Page and application data records →

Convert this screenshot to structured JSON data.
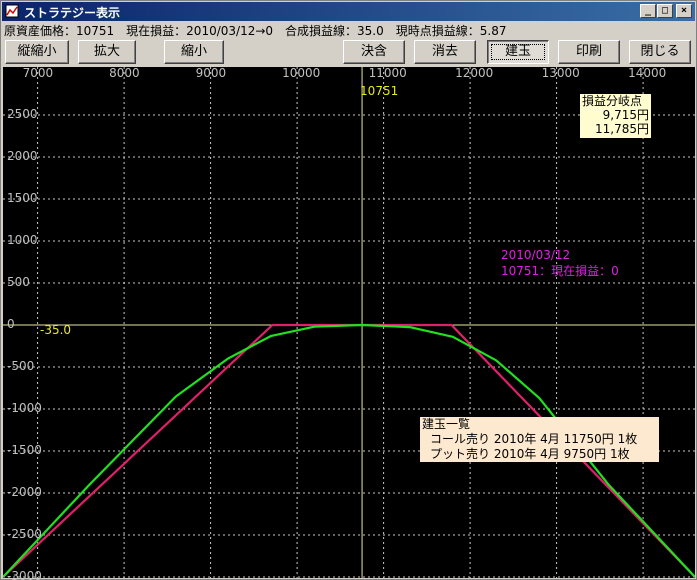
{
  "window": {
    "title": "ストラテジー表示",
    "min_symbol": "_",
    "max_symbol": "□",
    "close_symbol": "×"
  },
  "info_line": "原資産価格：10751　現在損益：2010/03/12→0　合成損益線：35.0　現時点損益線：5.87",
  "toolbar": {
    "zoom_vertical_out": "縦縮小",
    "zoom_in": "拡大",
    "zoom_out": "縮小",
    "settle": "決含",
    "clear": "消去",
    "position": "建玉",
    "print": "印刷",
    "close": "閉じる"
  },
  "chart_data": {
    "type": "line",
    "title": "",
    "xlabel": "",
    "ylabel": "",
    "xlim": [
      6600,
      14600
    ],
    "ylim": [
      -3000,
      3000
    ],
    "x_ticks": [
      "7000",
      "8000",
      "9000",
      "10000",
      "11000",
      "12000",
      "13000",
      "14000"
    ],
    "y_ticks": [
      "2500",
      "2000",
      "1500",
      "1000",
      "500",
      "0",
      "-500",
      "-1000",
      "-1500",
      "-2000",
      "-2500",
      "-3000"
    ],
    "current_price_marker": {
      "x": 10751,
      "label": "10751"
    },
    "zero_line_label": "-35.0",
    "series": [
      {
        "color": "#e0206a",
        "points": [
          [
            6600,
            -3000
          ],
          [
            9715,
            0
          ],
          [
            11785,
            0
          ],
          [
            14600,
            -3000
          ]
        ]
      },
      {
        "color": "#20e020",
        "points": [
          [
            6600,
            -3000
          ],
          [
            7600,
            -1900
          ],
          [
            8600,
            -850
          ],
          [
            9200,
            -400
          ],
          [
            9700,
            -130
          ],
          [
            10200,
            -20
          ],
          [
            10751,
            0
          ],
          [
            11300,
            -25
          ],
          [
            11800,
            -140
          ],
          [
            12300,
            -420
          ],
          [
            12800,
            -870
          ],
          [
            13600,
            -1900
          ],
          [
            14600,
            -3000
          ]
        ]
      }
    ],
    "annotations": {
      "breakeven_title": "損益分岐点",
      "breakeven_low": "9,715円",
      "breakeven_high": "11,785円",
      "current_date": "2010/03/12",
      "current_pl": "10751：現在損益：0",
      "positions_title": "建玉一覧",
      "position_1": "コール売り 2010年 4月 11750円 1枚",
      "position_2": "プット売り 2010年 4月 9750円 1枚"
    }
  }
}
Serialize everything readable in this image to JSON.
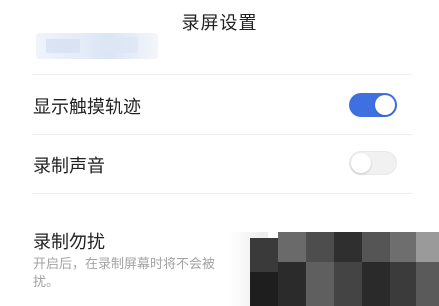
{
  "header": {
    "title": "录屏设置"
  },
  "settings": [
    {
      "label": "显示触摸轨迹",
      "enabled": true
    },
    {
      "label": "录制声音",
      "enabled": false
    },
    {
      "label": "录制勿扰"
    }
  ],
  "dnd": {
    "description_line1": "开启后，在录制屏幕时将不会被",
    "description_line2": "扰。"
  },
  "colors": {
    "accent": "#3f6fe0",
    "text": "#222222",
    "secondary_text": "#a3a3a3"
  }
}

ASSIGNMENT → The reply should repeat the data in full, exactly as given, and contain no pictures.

RESULT OF THE TASK →
Convert this screenshot to structured JSON data.
{
  "window": {
    "title": "ストラテジー表示",
    "min_symbol": "_",
    "max_symbol": "□",
    "close_symbol": "×"
  },
  "info_line": "原資産価格：10751　現在損益：2010/03/12→0　合成損益線：35.0　現時点損益線：5.87",
  "toolbar": {
    "zoom_vertical_out": "縦縮小",
    "zoom_in": "拡大",
    "zoom_out": "縮小",
    "settle": "決含",
    "clear": "消去",
    "position": "建玉",
    "print": "印刷",
    "close": "閉じる"
  },
  "chart_data": {
    "type": "line",
    "title": "",
    "xlabel": "",
    "ylabel": "",
    "xlim": [
      6600,
      14600
    ],
    "ylim": [
      -3000,
      3000
    ],
    "x_ticks": [
      "7000",
      "8000",
      "9000",
      "10000",
      "11000",
      "12000",
      "13000",
      "14000"
    ],
    "y_ticks": [
      "2500",
      "2000",
      "1500",
      "1000",
      "500",
      "0",
      "-500",
      "-1000",
      "-1500",
      "-2000",
      "-2500",
      "-3000"
    ],
    "current_price_marker": {
      "x": 10751,
      "label": "10751"
    },
    "zero_line_label": "-35.0",
    "series": [
      {
        "color": "#e0206a",
        "points": [
          [
            6600,
            -3000
          ],
          [
            9715,
            0
          ],
          [
            11785,
            0
          ],
          [
            14600,
            -3000
          ]
        ]
      },
      {
        "color": "#20e020",
        "points": [
          [
            6600,
            -3000
          ],
          [
            7600,
            -1900
          ],
          [
            8600,
            -850
          ],
          [
            9200,
            -400
          ],
          [
            9700,
            -130
          ],
          [
            10200,
            -20
          ],
          [
            10751,
            0
          ],
          [
            11300,
            -25
          ],
          [
            11800,
            -140
          ],
          [
            12300,
            -420
          ],
          [
            12800,
            -870
          ],
          [
            13600,
            -1900
          ],
          [
            14600,
            -3000
          ]
        ]
      }
    ],
    "annotations": {
      "breakeven_title": "損益分岐点",
      "breakeven_low": "9,715円",
      "breakeven_high": "11,785円",
      "current_date": "2010/03/12",
      "current_pl": "10751：現在損益：0",
      "positions_title": "建玉一覧",
      "position_1": "コール売り 2010年 4月 11750円 1枚",
      "position_2": "プット売り 2010年 4月 9750円 1枚"
    }
  }
}
Serialize everything readable in this image to JSON.
{
  "header": {
    "title": "录屏设置"
  },
  "settings": [
    {
      "label": "显示触摸轨迹",
      "enabled": true
    },
    {
      "label": "录制声音",
      "enabled": false
    },
    {
      "label": "录制勿扰"
    }
  ],
  "dnd": {
    "description_line1": "开启后，在录制屏幕时将不会被",
    "description_line2": "扰。"
  },
  "colors": {
    "accent": "#3f6fe0",
    "text": "#222222",
    "secondary_text": "#a3a3a3"
  }
}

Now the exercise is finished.